U.S. Classification114/55.5, 440/2, 440/38
International ClassificationB63B35/73, G01P5/00, G01P5/06, B63B49/00, B63B1/18
Cooperative ClassificationB63B49/00, B63B35/731, B63B1/18
European ClassificationB63B49/00
Legal Events
DateCodeEventDescription
Jun 21, 1999ASAssignment
Owner name: YAMAHA HATSUDOKI KABUSHIKI KAISHA, JAPAN
Free format text: ASSIGNMENT OF ASSIGNORS INTEREST;ASSIGNORS:KOJIMA, YAZUKAZU;TAKASHIMA, SUMIHIRO;REEL/FRAME:010045/0269
Effective date: 19990609

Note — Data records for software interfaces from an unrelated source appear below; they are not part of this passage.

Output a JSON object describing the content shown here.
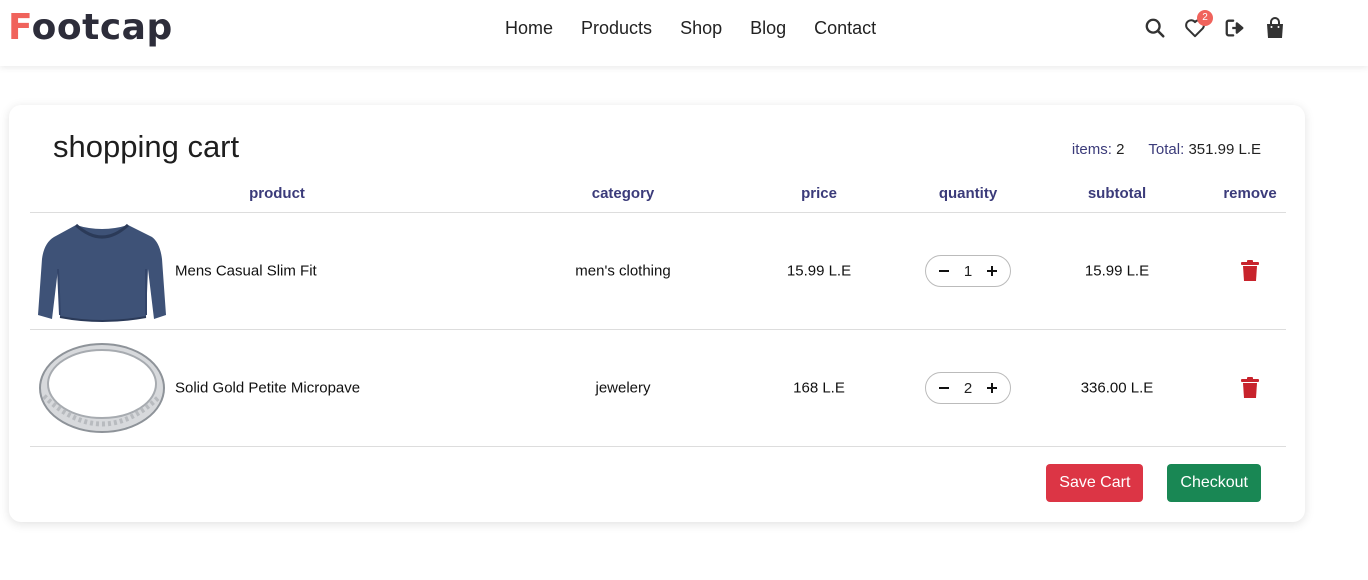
{
  "brand": {
    "first_letter": "F",
    "rest": "ootcap",
    "accent_color": "#f0635c"
  },
  "nav": {
    "links": [
      "Home",
      "Products",
      "Shop",
      "Blog",
      "Contact"
    ],
    "icons": [
      "search-icon",
      "heart-icon",
      "logout-icon",
      "shopping-bag-icon"
    ],
    "wishlist_count": "2"
  },
  "cart": {
    "title": "shopping cart",
    "items_label": "items:",
    "items_count": "2",
    "total_label": "Total:",
    "total_value": "351.99 L.E",
    "columns": [
      "product",
      "category",
      "price",
      "quantity",
      "subtotal",
      "remove"
    ],
    "rows": [
      {
        "name": "Mens Casual Slim Fit",
        "image": "long-sleeve-shirt",
        "category": "men's clothing",
        "price": "15.99 L.E",
        "quantity": "1",
        "subtotal": "15.99 L.E"
      },
      {
        "name": "Solid Gold Petite Micropave",
        "image": "silver-ring",
        "category": "jewelery",
        "price": "168 L.E",
        "quantity": "2",
        "subtotal": "336.00 L.E"
      }
    ],
    "save_label": "Save Cart",
    "checkout_label": "Checkout"
  },
  "colors": {
    "header_text": "#3b3b7a",
    "danger": "#dc3545",
    "success": "#198754",
    "trash": "#c8232c"
  }
}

Sep 8, 2004FPAYFee payment
Year of fee payment: 4
Sep 22, 2008FPAYFee payment
Year of fee payment: 8
Sep 26, 2012FPAYFee payment
Year of fee payment: 12